Omland, K., & Lanyon, S. (2000). Reconstructing plumage evolution in orioles (Icterus): repeated convergence and reversal in patterns. Evolution, 54(6), 2119-2133.

Price, J., Friedman, N., & Omland, K. (2007). Song and plumage evolution in the new world orioles (Icterus) show similar lability and convergence in patterns. Evolution, 61(4), 850-863.

Savitzky, A., Mori, A., Hutchinson, D., Saporito, R., Burghardt, G., Lillywhite, H., & Meinwald, J. (2012). Sequestered defensive toxins in tetrapod vertebrates: principles, patterns, and prospects for future studies. Chemoecology, 22, 141.

Skelhorn, J., & Rowe, C. (2007). Predators’ toxin burdens influence their strategic decisions to eat toxic prey. Current Biology, 17, 1479-1483.

UCLA. (2015). Feather sampling protocol. California: University of California.

Weldon, P. J. (2000). Avian chemical defense: Toxic Birds not of a feather. PNAS, 97(24), 12948-12949.

Wilsdon, C. (2009). Animal behavior.
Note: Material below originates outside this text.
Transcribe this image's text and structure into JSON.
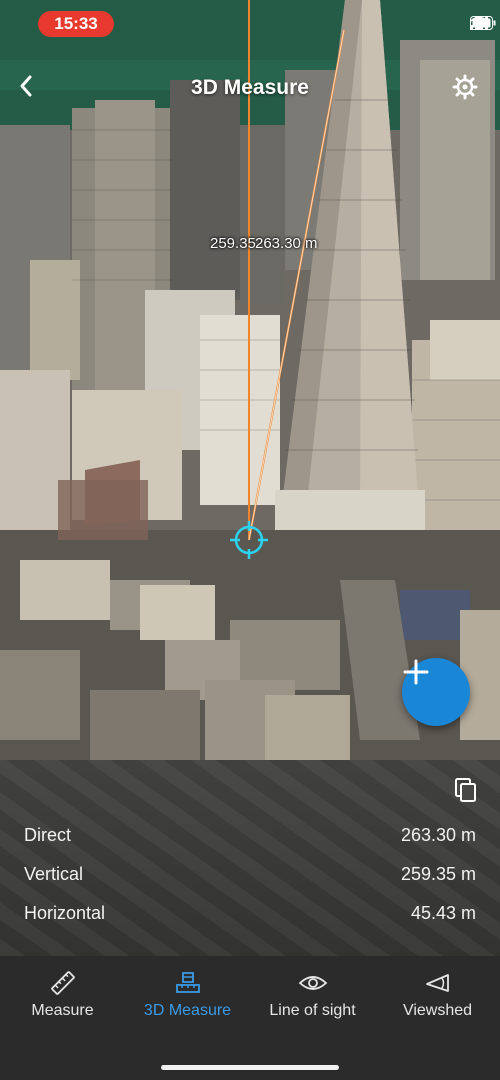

New York: Chelsea House Publishers.

Wu, C. (2014). An important player in brine shrimp lethality bioassay: The solvent. Journal of Advanced Pharmaceutical Technology & Research, 5(1), 57-58.

Andrade-Zuñiga, E. M., Morales, M., & Ariano-Sánchez, D. (2018).Toxicity of the feathers of Yellow Grosbeak, Pheucticus chrysopeplus (Passeriformes: Cardinalidae), a chemically defended neotropical bird. Revista de Biología Tropical, 66(4), 1530-1535.

Fig. 1. Images for (A) I. pustulatus (Common name: Streak-backed oriole), (B) P. chrysopeplus (Common name: Yellow grosbeak) and (C) I. pectoralis (Common name: Spot-breasted oriole). Source, in order of listing: Lee’s Birdwatching adventures plus, by Amy McAndrews; Aves de Costa Rica, by Jorge Chinchilla; Turismo de observación, by Raúl Vega.


Composition of each treatment solution evaluated


Artificial seawater

Other substances


250 µL


250 µL PBS buffer


495 µL


5 µL methanol

Feather extract

495 µL


5 µL P. chrysopeplus feather extract

Fig. 2. Box plots of Artemia salina mortality after 24-hour exposure to each treatment (control, methanol, and Pheucticus chrysopeplus feather extract).